Everybody is talking about email, browsing, and phishing as the main attack scenarios organizations should care about. However, in the real world, determined attackers use a variety of additional techniques that are in many cases under the radar of enterprise security teams.

There are many of those attacks out there, and they’re gaining popularity. Here are just five non-phishing user-centric attacks you should definitely be prepared for.

1. Malicious networks

Your users use their laptops at home, in coffee shops, at the airport, abroad, etc. Malicious actors can easily set up WiFi hotspots in these locations and use them to target the operating system on the user’s laptop. When the device connects to a compromised/malicious network, the attacker can attempt DNS spoofing, leverage DHCP vulnerabilities in Windows, or try the good old man-in-the-middle attacks to try to impersonate popular websites or software update servers. Rogue WiFi captive portals can also take part in these attacks. A zero-trust network infrastructure, despite the hype, isn’t enough to prevent the damage from this type of attack.

Always-on VPN solutions can help mitigate some of this risk but may result in a degraded user experience in which the user cannot connect to some legitimate WiFi networks.

2. Malicious external devices

Handing out thumb drives as free gifts is a classic way to get users to run malicious executables on their machines. However, external devices go beyond USB disks. Almost any external device, including smart cards, webcams, keyboards, and other human interface devices can leverage operating system vulnerabilities and own the user’s machine. One commoditized example of that is the rubber ducky ($50): “… the attacker walks up to a computer, plugs in a seemingly innocent USB drive, and have it install a backdoor, exfiltrate documents, steal passwords or any number of pen test tasks. All of these things are done with many well-crafted keystrokes in seconds. The USB Rubber Ducky does this in seconds.”

To mitigate these attacks, consider using group policy to block unknown external devices, but take into account your users and whether they connect to docking stations and to all kinds of peripherals like external keyboard/mouse devices.

3. Sophisticated insiders

We all heard about insiders, but they are getting more and more sophisticated. It’s no longer just about plugging a large capacity USB disk and downloading all the files in a file share. These sophisticated insiders, in many cases IT staff, can write scripts, use the latest malware, leverage privilege elevation vulnerabilities, etc. This allows them to carefully leak data without raising any alarms, for financial or any other motive. They can also go on a vendetta and plant a scheduled script that would bring down the organization’s production servers when it’s least convenient.

To mitigate this risk, you have to consider all the methods that insiders can use to deliver malicious content into privileged environments and try to prevent or limit them. You should also take into account all the ways insiders leverage to get data out of the organization, including network-based and peripheral-based exfiltration.    

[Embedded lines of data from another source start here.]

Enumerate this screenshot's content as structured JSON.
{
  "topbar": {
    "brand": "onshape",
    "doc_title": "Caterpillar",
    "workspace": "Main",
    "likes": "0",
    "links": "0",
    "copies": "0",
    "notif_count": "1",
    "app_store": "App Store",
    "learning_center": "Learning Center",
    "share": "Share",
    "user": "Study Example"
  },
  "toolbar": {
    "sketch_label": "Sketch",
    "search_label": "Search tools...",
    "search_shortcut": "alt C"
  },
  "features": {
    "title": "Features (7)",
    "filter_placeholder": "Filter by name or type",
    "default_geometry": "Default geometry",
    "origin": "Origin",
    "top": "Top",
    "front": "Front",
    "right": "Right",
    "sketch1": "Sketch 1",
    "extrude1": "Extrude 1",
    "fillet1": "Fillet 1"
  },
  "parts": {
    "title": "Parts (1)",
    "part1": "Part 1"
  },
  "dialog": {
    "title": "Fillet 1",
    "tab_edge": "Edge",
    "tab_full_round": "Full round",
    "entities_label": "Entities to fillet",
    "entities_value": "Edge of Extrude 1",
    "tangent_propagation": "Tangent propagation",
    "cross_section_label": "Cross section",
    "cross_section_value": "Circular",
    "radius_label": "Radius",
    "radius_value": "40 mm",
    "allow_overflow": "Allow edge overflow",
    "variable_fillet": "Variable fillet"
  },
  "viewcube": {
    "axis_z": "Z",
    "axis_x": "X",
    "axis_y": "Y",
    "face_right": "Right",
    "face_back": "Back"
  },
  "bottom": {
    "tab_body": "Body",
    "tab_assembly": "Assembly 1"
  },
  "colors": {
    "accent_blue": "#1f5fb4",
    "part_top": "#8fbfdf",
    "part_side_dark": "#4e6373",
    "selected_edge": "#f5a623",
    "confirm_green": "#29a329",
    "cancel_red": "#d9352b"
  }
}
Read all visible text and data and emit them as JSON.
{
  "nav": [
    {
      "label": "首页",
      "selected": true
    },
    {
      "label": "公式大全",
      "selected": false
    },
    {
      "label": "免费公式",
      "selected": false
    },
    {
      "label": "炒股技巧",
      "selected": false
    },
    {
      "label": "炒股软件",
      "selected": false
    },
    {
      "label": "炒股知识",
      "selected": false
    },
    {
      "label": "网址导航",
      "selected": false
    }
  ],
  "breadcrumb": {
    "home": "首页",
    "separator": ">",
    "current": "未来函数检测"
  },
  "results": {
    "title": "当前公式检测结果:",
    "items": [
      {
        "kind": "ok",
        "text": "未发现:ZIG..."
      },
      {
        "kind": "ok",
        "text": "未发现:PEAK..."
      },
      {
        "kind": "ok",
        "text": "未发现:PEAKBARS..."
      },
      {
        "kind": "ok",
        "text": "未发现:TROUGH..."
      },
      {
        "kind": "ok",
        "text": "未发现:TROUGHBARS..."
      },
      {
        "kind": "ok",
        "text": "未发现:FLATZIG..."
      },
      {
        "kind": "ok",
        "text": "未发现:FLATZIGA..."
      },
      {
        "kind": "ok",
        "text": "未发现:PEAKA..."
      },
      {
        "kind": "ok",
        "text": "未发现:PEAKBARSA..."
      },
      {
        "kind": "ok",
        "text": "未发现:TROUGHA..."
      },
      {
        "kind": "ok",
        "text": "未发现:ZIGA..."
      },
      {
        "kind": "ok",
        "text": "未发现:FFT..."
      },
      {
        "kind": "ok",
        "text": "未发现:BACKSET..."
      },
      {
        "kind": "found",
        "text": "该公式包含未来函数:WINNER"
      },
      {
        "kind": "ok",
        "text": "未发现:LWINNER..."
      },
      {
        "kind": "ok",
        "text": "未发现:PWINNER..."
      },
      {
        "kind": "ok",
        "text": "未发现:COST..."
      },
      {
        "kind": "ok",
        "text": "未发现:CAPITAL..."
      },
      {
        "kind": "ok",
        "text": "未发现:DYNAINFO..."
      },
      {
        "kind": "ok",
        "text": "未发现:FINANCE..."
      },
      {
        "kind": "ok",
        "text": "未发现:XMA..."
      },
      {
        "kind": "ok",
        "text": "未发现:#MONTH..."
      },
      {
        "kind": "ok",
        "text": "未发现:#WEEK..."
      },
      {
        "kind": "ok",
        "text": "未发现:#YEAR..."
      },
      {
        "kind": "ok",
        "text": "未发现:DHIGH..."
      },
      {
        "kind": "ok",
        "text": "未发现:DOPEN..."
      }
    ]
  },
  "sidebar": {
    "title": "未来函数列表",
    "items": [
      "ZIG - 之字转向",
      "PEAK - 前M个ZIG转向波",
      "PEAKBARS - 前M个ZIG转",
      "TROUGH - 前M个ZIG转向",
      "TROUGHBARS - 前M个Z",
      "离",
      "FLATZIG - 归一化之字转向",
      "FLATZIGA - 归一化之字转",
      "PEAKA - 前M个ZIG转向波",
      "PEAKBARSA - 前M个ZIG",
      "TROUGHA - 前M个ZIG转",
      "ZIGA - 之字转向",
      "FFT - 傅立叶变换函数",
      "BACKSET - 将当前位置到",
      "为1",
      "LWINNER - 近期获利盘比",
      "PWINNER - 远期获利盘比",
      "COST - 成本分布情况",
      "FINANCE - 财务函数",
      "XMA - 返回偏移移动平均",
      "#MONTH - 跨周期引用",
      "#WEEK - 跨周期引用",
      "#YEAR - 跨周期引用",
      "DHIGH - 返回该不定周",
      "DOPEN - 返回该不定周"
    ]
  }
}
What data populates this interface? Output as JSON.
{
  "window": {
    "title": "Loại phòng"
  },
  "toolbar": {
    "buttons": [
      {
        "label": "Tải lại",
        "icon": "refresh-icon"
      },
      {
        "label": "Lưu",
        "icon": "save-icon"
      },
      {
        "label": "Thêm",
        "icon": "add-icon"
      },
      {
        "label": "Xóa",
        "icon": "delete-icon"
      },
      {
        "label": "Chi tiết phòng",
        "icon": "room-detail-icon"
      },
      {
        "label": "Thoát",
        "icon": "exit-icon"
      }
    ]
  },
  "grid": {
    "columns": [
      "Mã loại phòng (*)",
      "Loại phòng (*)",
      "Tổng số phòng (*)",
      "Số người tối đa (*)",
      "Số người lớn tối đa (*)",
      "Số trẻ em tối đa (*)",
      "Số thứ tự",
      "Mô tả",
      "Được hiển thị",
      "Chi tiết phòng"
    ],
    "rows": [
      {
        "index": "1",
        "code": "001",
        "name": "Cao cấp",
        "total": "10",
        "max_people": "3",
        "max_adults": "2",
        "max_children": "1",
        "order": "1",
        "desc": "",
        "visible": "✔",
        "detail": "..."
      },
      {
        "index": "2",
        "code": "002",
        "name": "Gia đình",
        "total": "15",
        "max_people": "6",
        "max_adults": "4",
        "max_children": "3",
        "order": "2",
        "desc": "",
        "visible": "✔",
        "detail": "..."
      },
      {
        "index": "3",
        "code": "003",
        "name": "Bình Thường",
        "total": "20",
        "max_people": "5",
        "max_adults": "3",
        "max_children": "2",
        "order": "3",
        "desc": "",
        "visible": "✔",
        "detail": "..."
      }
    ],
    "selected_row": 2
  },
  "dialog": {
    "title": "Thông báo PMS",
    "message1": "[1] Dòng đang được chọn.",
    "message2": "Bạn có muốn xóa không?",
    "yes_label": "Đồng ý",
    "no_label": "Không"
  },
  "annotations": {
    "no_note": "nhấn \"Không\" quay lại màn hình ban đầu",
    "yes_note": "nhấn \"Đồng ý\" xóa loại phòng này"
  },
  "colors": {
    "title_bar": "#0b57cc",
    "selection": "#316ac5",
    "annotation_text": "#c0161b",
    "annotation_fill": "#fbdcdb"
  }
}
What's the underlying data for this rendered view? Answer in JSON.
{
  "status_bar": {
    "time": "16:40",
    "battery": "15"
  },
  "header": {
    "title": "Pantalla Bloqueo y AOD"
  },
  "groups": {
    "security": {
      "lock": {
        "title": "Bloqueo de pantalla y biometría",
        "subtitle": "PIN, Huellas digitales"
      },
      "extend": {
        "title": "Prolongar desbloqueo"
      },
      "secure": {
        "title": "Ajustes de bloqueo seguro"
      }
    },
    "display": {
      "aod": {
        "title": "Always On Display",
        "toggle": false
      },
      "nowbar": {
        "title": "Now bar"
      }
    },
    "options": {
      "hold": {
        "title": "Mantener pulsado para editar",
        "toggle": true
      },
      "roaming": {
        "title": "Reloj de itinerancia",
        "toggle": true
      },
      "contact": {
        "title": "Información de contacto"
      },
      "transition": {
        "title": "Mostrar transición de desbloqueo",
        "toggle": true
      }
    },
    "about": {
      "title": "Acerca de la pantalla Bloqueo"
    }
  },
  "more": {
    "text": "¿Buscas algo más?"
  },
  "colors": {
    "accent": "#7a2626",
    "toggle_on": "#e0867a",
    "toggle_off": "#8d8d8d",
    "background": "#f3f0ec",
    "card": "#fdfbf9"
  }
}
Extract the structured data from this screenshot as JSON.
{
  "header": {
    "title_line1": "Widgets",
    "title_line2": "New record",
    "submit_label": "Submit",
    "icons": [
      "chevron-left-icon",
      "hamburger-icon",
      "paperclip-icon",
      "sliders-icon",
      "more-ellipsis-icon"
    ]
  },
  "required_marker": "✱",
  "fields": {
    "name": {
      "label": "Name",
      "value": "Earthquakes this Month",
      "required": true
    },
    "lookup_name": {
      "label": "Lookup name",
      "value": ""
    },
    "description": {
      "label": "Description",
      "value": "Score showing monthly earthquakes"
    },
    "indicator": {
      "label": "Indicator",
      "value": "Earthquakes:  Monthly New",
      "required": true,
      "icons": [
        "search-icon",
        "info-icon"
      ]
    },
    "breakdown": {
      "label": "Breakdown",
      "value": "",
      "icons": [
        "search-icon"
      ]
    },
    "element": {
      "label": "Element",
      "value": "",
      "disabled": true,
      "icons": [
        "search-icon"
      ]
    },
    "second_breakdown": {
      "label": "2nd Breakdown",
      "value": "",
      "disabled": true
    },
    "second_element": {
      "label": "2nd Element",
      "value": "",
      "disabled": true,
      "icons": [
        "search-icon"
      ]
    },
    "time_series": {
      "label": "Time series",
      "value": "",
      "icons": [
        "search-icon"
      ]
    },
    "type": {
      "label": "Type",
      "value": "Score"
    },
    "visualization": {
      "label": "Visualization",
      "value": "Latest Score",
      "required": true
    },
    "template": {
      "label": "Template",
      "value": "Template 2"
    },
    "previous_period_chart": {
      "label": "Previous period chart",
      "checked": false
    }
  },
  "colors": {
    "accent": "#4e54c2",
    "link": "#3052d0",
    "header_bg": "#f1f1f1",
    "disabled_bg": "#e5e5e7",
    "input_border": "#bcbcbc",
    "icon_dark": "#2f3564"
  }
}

4. Getting infected by any other app

It’s true that we’re already in 2020, but we’re not yet in the post-PC era. Beyond using a browser and an email client, employees use a wide variety of other desktop apps including: conferencing apps like WebEx, Zoom, and TeamViewer; messaging apps like Slack, WhatsApp, and Teams; file sharing apps like Dropbox, Google Drive, and OneDrive; and many other legacy applications built by an unknown IT department in the organization in the late ’90s and somehow survived to this day and age. These apps are far from being perfect and are actually a more ripe target for vulnerability hunting than the well-known browser/email clients. 

To mitigate this risk, you have to consider operating system isolation technologies that take the entire operating system with its variety of apps (and their vulnerabilities) and isolate them in a virtual machine or to a separate physical machine, as Microsoft recommends. Of course, to make it practical, consider how users will get access to the apps in these virtual machines and how to optimize their experience, both at the office and remotely.

5. Tampering with the laptop

When we say laptop tampering, we refer to scenarios like the “Evil Maid Attack,” a term coined in 2009 by security analyst Joanna Rutkowska. In this type of attack, a malicious actor gains physical access to the device. This could be happening in hotel rooms when people leave their laptops unattended. The attacker can try to simply boot from an OS on a thumb drive to tamper with the operating system on the laptop, injecting malware or simply to steal all the data. The attacker could also try compromising the firmware on the laptop.

To mitigate these attacks, you must implement a full disk encryption solution that leverages the Trusted Platform Module (TPM) and Secure Boot features available in modern laptops, as well as mandate users to type in a PIN code on boot to prevent DMA attacks. You should also consider a system that allows you to remotely wipe or lock the laptop in case it is stolen.

Tal Zamir is the Founder and CTO of Hysolate.